* _Web page and app entries_:
□ □ □ □ □ □ □

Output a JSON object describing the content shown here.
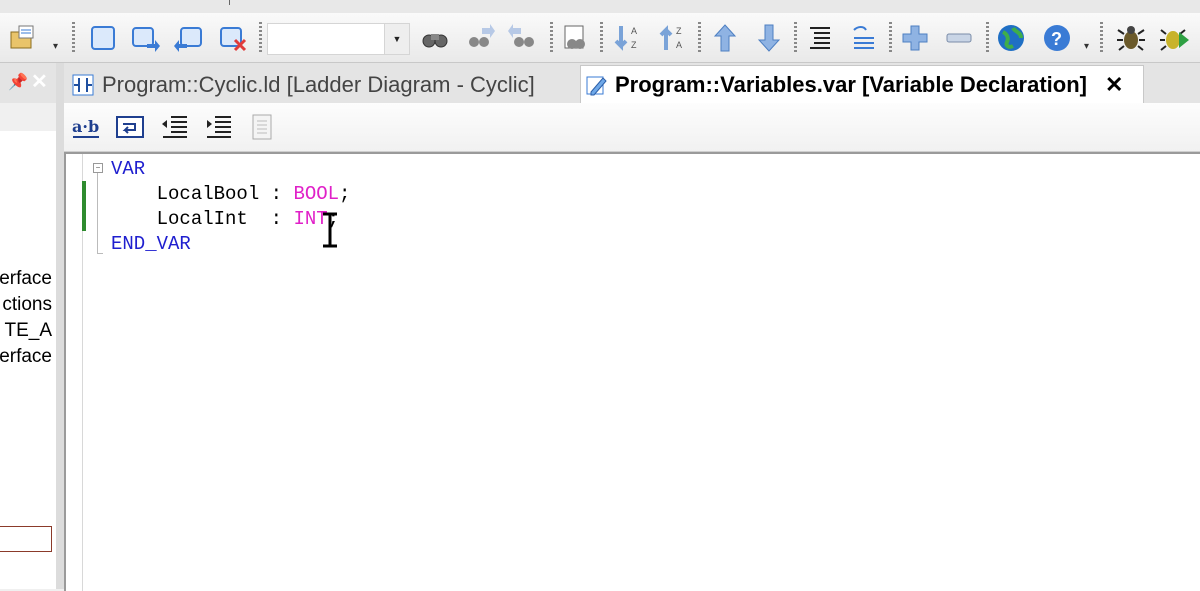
{
  "toolbar": {
    "combo_value": "",
    "icons": [
      "open-project-icon",
      "new-window-icon",
      "forward-window-icon",
      "back-window-icon",
      "close-window-icon",
      "binoculars-icon",
      "find-next-icon",
      "find-prev-icon",
      "print-preview-icon",
      "sort-ascending-icon",
      "sort-descending-icon",
      "move-up-icon",
      "move-down-icon",
      "indent-list-icon",
      "undo-list-icon",
      "zoom-in-icon",
      "zoom-out-icon",
      "globe-icon",
      "help-icon",
      "debug-bug-icon",
      "run-bug-icon"
    ]
  },
  "left_panel": {
    "items": [
      "erface",
      "ctions",
      "TE_A",
      "erface"
    ]
  },
  "tabs": [
    {
      "label": "Program::Cyclic.ld [Ladder Diagram - Cyclic]",
      "active": false
    },
    {
      "label": "Program::Variables.var [Variable Declaration]",
      "active": true
    }
  ],
  "editor_toolbar": {
    "icons": [
      "text-format-icon",
      "wrap-icon",
      "outdent-icon",
      "indent-icon",
      "page-icon"
    ]
  },
  "code": {
    "line1_kw": "VAR",
    "line2_name": "    LocalBool : ",
    "line2_type": "BOOL",
    "line2_end": ";",
    "line3_name": "    LocalInt  : ",
    "line3_type": "INT",
    "line3_end": ";",
    "line4_kw": "END_VAR"
  },
  "colors": {
    "keyword": "#1f1fcf",
    "type": "#e020c8",
    "change_marker": "#2e8b2e"
  }
}
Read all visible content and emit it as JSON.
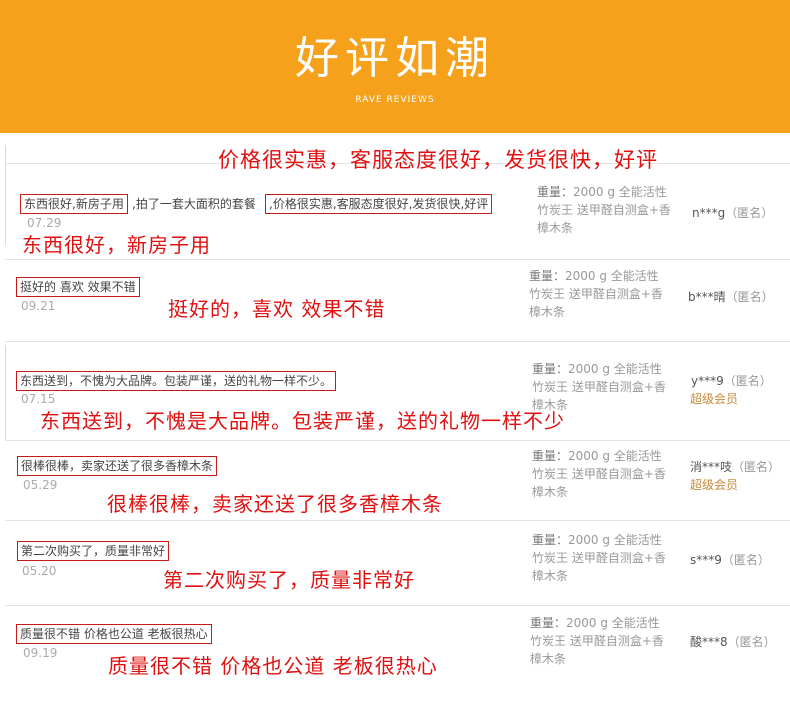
{
  "banner": {
    "title": "好评如潮",
    "subtitle": "RAVE REVIEWS"
  },
  "spec": {
    "weight_label": "重量：",
    "weight_value": "2000 g 全能活性",
    "line2": "竹炭王 送甲醛自测盒+香",
    "line3": "樟木条"
  },
  "reviews": [
    {
      "content": "东西很好,新房子用",
      "content_tail": ",拍了一套大面积的套餐",
      "content_extra": ",价格很实惠,客服态度很好,发货很快,好评",
      "date": "07.29",
      "user": "n***g",
      "anon": "（匿名）",
      "annotation_top": "价格很实惠，客服态度很好，发货很快，好评",
      "annotation": "东西很好，新房子用"
    },
    {
      "content": "挺好的 喜欢 效果不错",
      "date": "09.21",
      "user": "b***晴",
      "anon": "（匿名）",
      "annotation": "挺好的，喜欢 效果不错"
    },
    {
      "content": "东西送到，不愧为大品牌。包装严谨，送的礼物一样不少。",
      "date": "07.15",
      "user": "y***9",
      "anon": "（匿名）",
      "badge": "超级会员",
      "annotation": "东西送到，不愧是大品牌。包装严谨，送的礼物一样不少"
    },
    {
      "content": "很棒很棒，卖家还送了很多香樟木条",
      "date": "05.29",
      "user": "消***吱",
      "anon": "（匿名）",
      "badge": "超级会员",
      "annotation": "很棒很棒，卖家还送了很多香樟木条"
    },
    {
      "content": "第二次购买了，质量非常好",
      "date": "05.20",
      "user": "s***9",
      "anon": "（匿名）",
      "annotation": "第二次购买了，质量非常好"
    },
    {
      "content": "质量很不错 价格也公道 老板很热心",
      "date": "09.19",
      "user": "酸***8",
      "anon": "（匿名）",
      "annotation": "质量很不错 价格也公道 老板很热心"
    }
  ]
}
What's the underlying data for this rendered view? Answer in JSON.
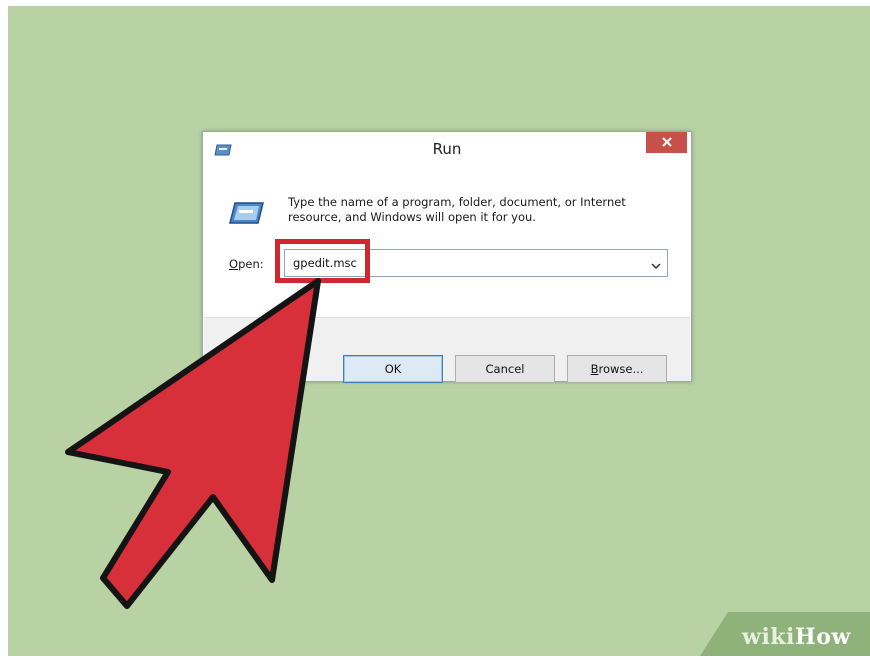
{
  "dialog": {
    "title": "Run",
    "close_label": "✕",
    "prompt": "Type the name of a program, folder, document, or Internet resource, and Windows will open it for you.",
    "open_label_accel": "O",
    "open_label_rest": "pen:",
    "open_value": "gpedit.msc",
    "buttons": {
      "ok": "OK",
      "cancel": "Cancel",
      "browse_accel": "B",
      "browse_rest": "rowse..."
    }
  },
  "watermark": {
    "wiki": "wiki",
    "how": "How"
  },
  "colors": {
    "background": "#b8d2a4",
    "highlight": "#d4262e",
    "arrow": "#d8303a",
    "close_button": "#c7504b"
  },
  "icons": {
    "title": "run-app-icon",
    "dialog": "run-app-icon",
    "close": "close-icon",
    "dropdown": "chevron-down-icon",
    "pointer": "red-arrow-pointer"
  }
}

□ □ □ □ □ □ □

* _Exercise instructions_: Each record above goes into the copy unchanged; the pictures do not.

* _Finished task_:
Output a JSON object describing the content shown here.
{
  "toolbar": {
    "combo_value": "",
    "icons": [
      "open-project-icon",
      "new-window-icon",
      "forward-window-icon",
      "back-window-icon",
      "close-window-icon",
      "binoculars-icon",
      "find-next-icon",
      "find-prev-icon",
      "print-preview-icon",
      "sort-ascending-icon",
      "sort-descending-icon",
      "move-up-icon",
      "move-down-icon",
      "indent-list-icon",
      "undo-list-icon",
      "zoom-in-icon",
      "zoom-out-icon",
      "globe-icon",
      "help-icon",
      "debug-bug-icon",
      "run-bug-icon"
    ]
  },
  "left_panel": {
    "items": [
      "erface",
      "ctions",
      "TE_A",
      "erface"
    ]
  },
  "tabs": [
    {
      "label": "Program::Cyclic.ld [Ladder Diagram - Cyclic]",
      "active": false
    },
    {
      "label": "Program::Variables.var [Variable Declaration]",
      "active": true
    }
  ],
  "editor_toolbar": {
    "icons": [
      "text-format-icon",
      "wrap-icon",
      "outdent-icon",
      "indent-icon",
      "page-icon"
    ]
  },
  "code": {
    "line1_kw": "VAR",
    "line2_name": "    LocalBool : ",
    "line2_type": "BOOL",
    "line2_end": ";",
    "line3_name": "    LocalInt  : ",
    "line3_type": "INT",
    "line3_end": ";",
    "line4_kw": "END_VAR"
  },
  "colors": {
    "keyword": "#1f1fcf",
    "type": "#e020c8",
    "change_marker": "#2e8b2e"
  }
}
Read all visible content and emit it as JSON.
{
  "banner": {
    "title": "好评如潮",
    "subtitle": "RAVE REVIEWS"
  },
  "spec": {
    "weight_label": "重量：",
    "weight_value": "2000 g 全能活性",
    "line2": "竹炭王 送甲醛自测盒+香",
    "line3": "樟木条"
  },
  "reviews": [
    {
      "content": "东西很好,新房子用",
      "content_tail": ",拍了一套大面积的套餐",
      "content_extra": ",价格很实惠,客服态度很好,发货很快,好评",
      "date": "07.29",
      "user": "n***g",
      "anon": "（匿名）",
      "annotation_top": "价格很实惠，客服态度很好，发货很快，好评",
      "annotation": "东西很好，新房子用"
    },
    {
      "content": "挺好的 喜欢 效果不错",
      "date": "09.21",
      "user": "b***晴",
      "anon": "（匿名）",
      "annotation": "挺好的，喜欢 效果不错"
    },
    {
      "content": "东西送到，不愧为大品牌。包装严谨，送的礼物一样不少。",
      "date": "07.15",
      "user": "y***9",
      "anon": "（匿名）",
      "badge": "超级会员",
      "annotation": "东西送到，不愧是大品牌。包装严谨，送的礼物一样不少"
    },
    {
      "content": "很棒很棒，卖家还送了很多香樟木条",
      "date": "05.29",
      "user": "消***吱",
      "anon": "（匿名）",
      "badge": "超级会员",
      "annotation": "很棒很棒，卖家还送了很多香樟木条"
    },
    {
      "content": "第二次购买了，质量非常好",
      "date": "05.20",
      "user": "s***9",
      "anon": "（匿名）",
      "annotation": "第二次购买了，质量非常好"
    },
    {
      "content": "质量很不错 价格也公道 老板很热心",
      "date": "09.19",
      "user": "酸***8",
      "anon": "（匿名）",
      "annotation": "质量很不错 价格也公道 老板很热心"
    }
  ]
}
What's the underlying data for this rendered view? Answer in JSON.
{
  "dialog": {
    "title": "Run",
    "close_label": "✕",
    "prompt": "Type the name of a program, folder, document, or Internet resource, and Windows will open it for you.",
    "open_label_accel": "O",
    "open_label_rest": "pen:",
    "open_value": "gpedit.msc",
    "buttons": {
      "ok": "OK",
      "cancel": "Cancel",
      "browse_accel": "B",
      "browse_rest": "rowse..."
    }
  },
  "watermark": {
    "wiki": "wiki",
    "how": "How"
  },
  "colors": {
    "background": "#b8d2a4",
    "highlight": "#d4262e",
    "arrow": "#d8303a",
    "close_button": "#c7504b"
  },
  "icons": {
    "title": "run-app-icon",
    "dialog": "run-app-icon",
    "close": "close-icon",
    "dropdown": "chevron-down-icon",
    "pointer": "red-arrow-pointer"
  }
}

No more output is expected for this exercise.